Finally, there is the mysterious reversed sling swivel on the trigger guard. As mentioned earlier, there was some purpose to this practice as we've seen it on a cut-down 1842. The reversed rear swivel suggests mounting on a horse for cavalry use. However, a 3-band rifled musket does not sound very appealing to any cavalryman trained and accustomed to fighting on horseback. That said, it's my understanding that cavalry was used in a different way during the Georgia campaign. At the time, Confederate General Wheeler was given the unenviable task of harassing Sherman's army. Wheeler had already done his best to menace Sherman's supply lines running North via the captured tracks of the Western Atlantic Railroad. Following the capture of Atlanta and heavy losses at Jonesboro, General Hood's battered army moved slowly North back to Tennessee leaving Wheeler's small force to hound Sherman. Sherman split his army into two wings that cut roughly a forty mile swath of destruction through the state all the way to Savannah. While I'm by no means an expert on the subject, I've read that many of the Confederate Cavalry units in Georgia fought mostly dismounted or what I've heard the British term as "mounted infantry". The tactics were simple...1. Find the enemy. 2. Dismount. 3. Put up hasty fortifications. 4. Attack or ambush firing a few shots. 5. Get the Hell out of there before the Yankees closed in. In case I'm incorrect on this, please let me know and I'll amend this. Generally two band Enfield carbines were used although I've seen at least one ID'd 2-band Sergeant's rifle used for the same purpose. The tactics centered around the weaponry and perhaps even that a good number of Confederate infantrymen were pressed into cavalry units...among them a unit from Kentucky known as the "Orphan's Brigade". One slight advantage Confederate cavalry units had over Union cavalry who were armed with breechloaders possessing vastly superior firepower was the range of their guns. Even a short Enfield 2-band cavalry carbine was good for several hundred yards...long past the point where most cartridges in Union breechloaders fizzled out. However, a 3-band rifle, while cumbersome and awkward in the saddle would have had a clear advantage from a dismounted position that was barricaded and several hundred yards from a larger enemy force. The extended range would have also bought the soldier a bit of extra time to re-mount and escape the enemy.

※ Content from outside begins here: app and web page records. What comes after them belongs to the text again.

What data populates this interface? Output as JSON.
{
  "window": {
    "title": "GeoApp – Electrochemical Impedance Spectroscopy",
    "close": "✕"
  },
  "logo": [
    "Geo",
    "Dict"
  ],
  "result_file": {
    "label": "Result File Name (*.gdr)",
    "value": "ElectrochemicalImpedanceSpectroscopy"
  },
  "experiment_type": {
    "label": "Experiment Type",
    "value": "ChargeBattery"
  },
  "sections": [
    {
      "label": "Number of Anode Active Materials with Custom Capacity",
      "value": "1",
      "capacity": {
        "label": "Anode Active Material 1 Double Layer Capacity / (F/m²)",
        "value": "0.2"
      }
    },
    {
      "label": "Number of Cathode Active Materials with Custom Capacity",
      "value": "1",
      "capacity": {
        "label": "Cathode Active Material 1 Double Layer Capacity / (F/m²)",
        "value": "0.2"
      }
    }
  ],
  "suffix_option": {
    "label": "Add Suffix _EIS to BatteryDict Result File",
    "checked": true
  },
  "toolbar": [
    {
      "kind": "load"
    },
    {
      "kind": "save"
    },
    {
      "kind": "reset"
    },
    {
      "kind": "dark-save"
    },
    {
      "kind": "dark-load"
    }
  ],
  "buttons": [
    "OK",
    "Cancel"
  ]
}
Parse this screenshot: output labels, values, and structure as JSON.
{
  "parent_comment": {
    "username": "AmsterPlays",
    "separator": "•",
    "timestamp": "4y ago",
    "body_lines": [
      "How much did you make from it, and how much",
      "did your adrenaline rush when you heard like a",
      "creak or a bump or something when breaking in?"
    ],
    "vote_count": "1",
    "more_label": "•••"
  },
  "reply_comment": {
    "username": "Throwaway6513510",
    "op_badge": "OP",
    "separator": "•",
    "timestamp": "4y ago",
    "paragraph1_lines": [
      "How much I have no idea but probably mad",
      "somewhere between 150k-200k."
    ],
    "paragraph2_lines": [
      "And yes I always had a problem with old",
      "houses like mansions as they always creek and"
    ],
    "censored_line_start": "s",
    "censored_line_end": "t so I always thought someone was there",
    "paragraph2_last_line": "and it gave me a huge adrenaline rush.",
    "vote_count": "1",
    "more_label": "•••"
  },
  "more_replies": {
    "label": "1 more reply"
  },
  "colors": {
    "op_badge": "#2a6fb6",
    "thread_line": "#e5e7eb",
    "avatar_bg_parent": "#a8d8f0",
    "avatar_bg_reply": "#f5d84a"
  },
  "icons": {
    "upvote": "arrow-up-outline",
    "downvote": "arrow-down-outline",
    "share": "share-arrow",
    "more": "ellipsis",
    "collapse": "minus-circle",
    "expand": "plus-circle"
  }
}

While she's not the cutest girl at the dance, she certainly has lived an interesting past and has given us an interesting six years trying to figure out a past that I'm nearly certain saw use in both Union and Confederate hands. It's time for a new chapter and we hope this will go to a good home.